**Your instructions:** Retype all the records below exactly as they are, with no image carried over.

====

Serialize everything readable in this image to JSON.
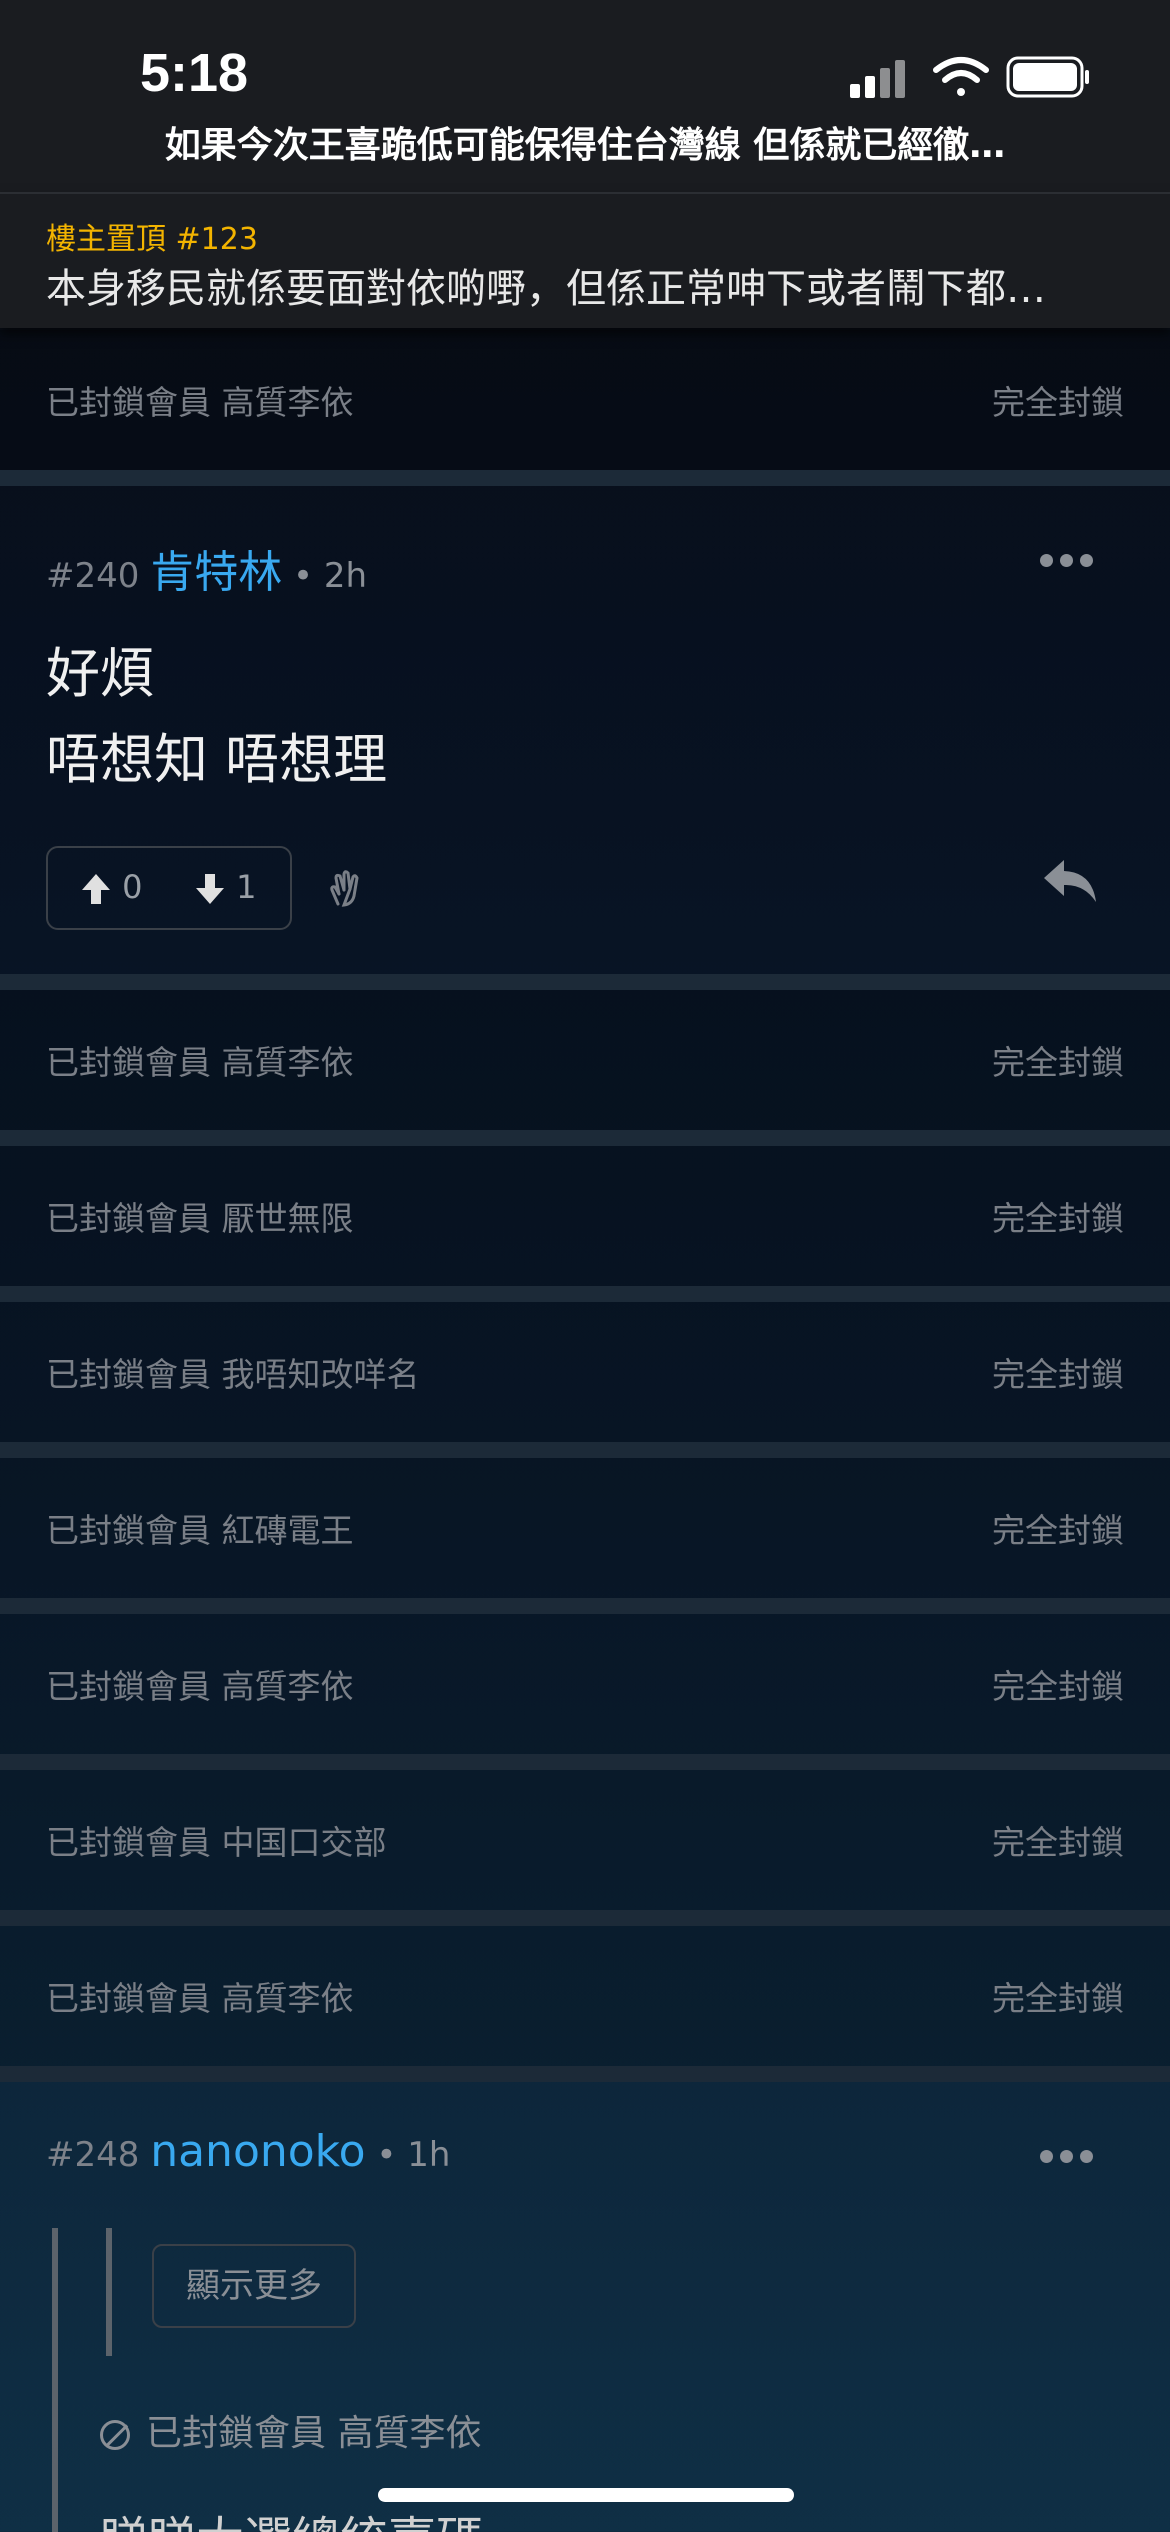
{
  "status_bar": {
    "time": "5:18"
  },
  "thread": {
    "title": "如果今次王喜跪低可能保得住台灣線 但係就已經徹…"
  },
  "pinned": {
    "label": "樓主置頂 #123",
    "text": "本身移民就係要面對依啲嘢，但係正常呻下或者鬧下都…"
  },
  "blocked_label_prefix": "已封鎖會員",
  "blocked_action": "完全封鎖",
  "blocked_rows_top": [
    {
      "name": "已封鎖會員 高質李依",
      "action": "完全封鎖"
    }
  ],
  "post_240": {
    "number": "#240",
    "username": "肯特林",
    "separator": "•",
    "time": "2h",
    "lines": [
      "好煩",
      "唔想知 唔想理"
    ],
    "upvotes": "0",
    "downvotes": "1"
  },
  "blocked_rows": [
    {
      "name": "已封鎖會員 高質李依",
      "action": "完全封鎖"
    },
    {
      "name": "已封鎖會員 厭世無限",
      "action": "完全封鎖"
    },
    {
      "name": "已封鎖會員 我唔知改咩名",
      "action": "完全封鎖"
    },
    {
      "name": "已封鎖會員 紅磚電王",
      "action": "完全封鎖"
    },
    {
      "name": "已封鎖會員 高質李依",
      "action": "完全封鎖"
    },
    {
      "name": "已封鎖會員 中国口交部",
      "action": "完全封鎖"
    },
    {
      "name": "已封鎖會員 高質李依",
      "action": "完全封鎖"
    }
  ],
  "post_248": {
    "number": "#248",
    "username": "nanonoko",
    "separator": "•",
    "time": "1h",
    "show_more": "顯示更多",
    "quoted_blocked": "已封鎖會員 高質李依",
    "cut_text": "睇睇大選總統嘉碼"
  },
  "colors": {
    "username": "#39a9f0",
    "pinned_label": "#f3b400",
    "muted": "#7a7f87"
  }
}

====

**Answer space:**
Serialize everything readable in this image to JSON.
{
  "status_bar": {
    "time": "5:18"
  },
  "thread": {
    "title": "如果今次王喜跪低可能保得住台灣線 但係就已經徹…"
  },
  "pinned": {
    "label": "樓主置頂 #123",
    "text": "本身移民就係要面對依啲嘢，但係正常呻下或者鬧下都…"
  },
  "blocked_label_prefix": "已封鎖會員",
  "blocked_action": "完全封鎖",
  "blocked_rows_top": [
    {
      "name": "已封鎖會員 高質李依",
      "action": "完全封鎖"
    }
  ],
  "post_240": {
    "number": "#240",
    "username": "肯特林",
    "separator": "•",
    "time": "2h",
    "lines": [
      "好煩",
      "唔想知 唔想理"
    ],
    "upvotes": "0",
    "downvotes": "1"
  },
  "blocked_rows": [
    {
      "name": "已封鎖會員 高質李依",
      "action": "完全封鎖"
    },
    {
      "name": "已封鎖會員 厭世無限",
      "action": "完全封鎖"
    },
    {
      "name": "已封鎖會員 我唔知改咩名",
      "action": "完全封鎖"
    },
    {
      "name": "已封鎖會員 紅磚電王",
      "action": "完全封鎖"
    },
    {
      "name": "已封鎖會員 高質李依",
      "action": "完全封鎖"
    },
    {
      "name": "已封鎖會員 中国口交部",
      "action": "完全封鎖"
    },
    {
      "name": "已封鎖會員 高質李依",
      "action": "完全封鎖"
    }
  ],
  "post_248": {
    "number": "#248",
    "username": "nanonoko",
    "separator": "•",
    "time": "1h",
    "show_more": "顯示更多",
    "quoted_blocked": "已封鎖會員 高質李依",
    "cut_text": "睇睇大選總統嘉碼"
  },
  "colors": {
    "username": "#39a9f0",
    "pinned_label": "#f3b400",
    "muted": "#7a7f87"
  }
}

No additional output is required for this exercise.